Additionally, she describes her managers changing her shift schedule from week to week without notifying her.
Millions of Americans work for poverty-level wages, and one day Barbara Ehrenreich decided to join them. Buy the book The New York Times bestseller, and one of the most talked about books of the year, Nickel and Dimed has already become a classic of undercover reportage.
Also available as an ebook: They have inordinate power over the lives of the poor, often determining the minimum wage and labor laws. The poor are poor, she argues, because once you are poor there is essentially no escape from it.Nickel and Dimed: On (Not) Getting By in America is a book written by Barbara Ehrenreich.
Written from her perspective as an undercover journalist, it sets out to investigate the impact of the welfare reform act.
Free Summary of Nickel and Dimed by Barbara Ehrenreich. Complete Study Guide Including Character Descriptions, Study Questions, Chapter Summaries, and More by killarney10mile.com Nickel and Dimed Madison Held Mr. Clydesdale Nickel and Dimed 12/8/14 Introduction In the beginning of Nickle and Dimed, the main character and author, Barbara Ehrenreich establishes regulations and limits on how close she is actually willing to get to poverty Her first rule is she could not (in her job hunt) “fall back on any skills derived from any.
Nickel and Dimed: On (Not) Getting By in America [Barbara Ehrenreich] on killarney10mile.com *FREE* shipping on qualifying offers.

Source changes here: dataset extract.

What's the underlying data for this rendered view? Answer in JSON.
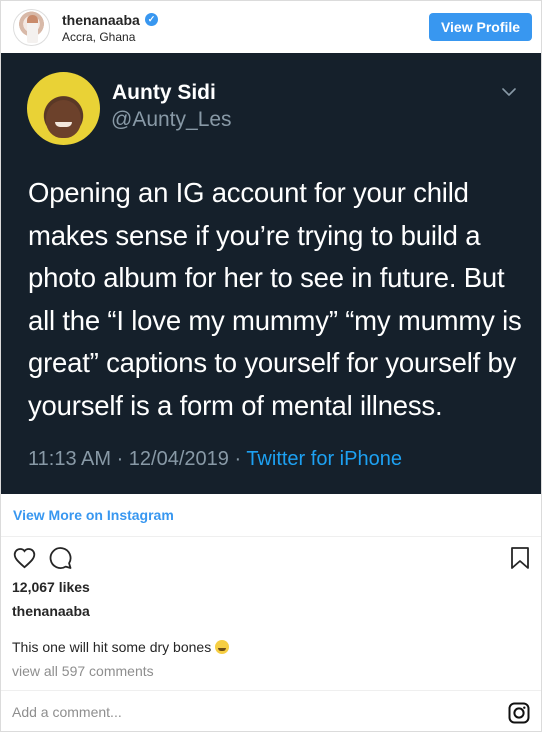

Our sharpest and most original social critic goes undercover as an unskilled worker to reveal the dark side of American prosperity.
Millions of Americans work full time4/5(K). Get an answer for 'What are the main themes in Nickel and Dimed? What moral or ethical problems are explored in the book? ' and find homework help for other Nickel and Dimed: On (Not) Getting by.
LitCharts assigns a color and icon to each theme in Nickel and Dimed, which you can use to track the themes throughout the work. The Economics of Poverty When Barbara Ehrenreich set out to write the book that would become Nickel and Dimed, her stated goal was pretty straightforward: to see if she could pay for rent, food, and other bills as a.Download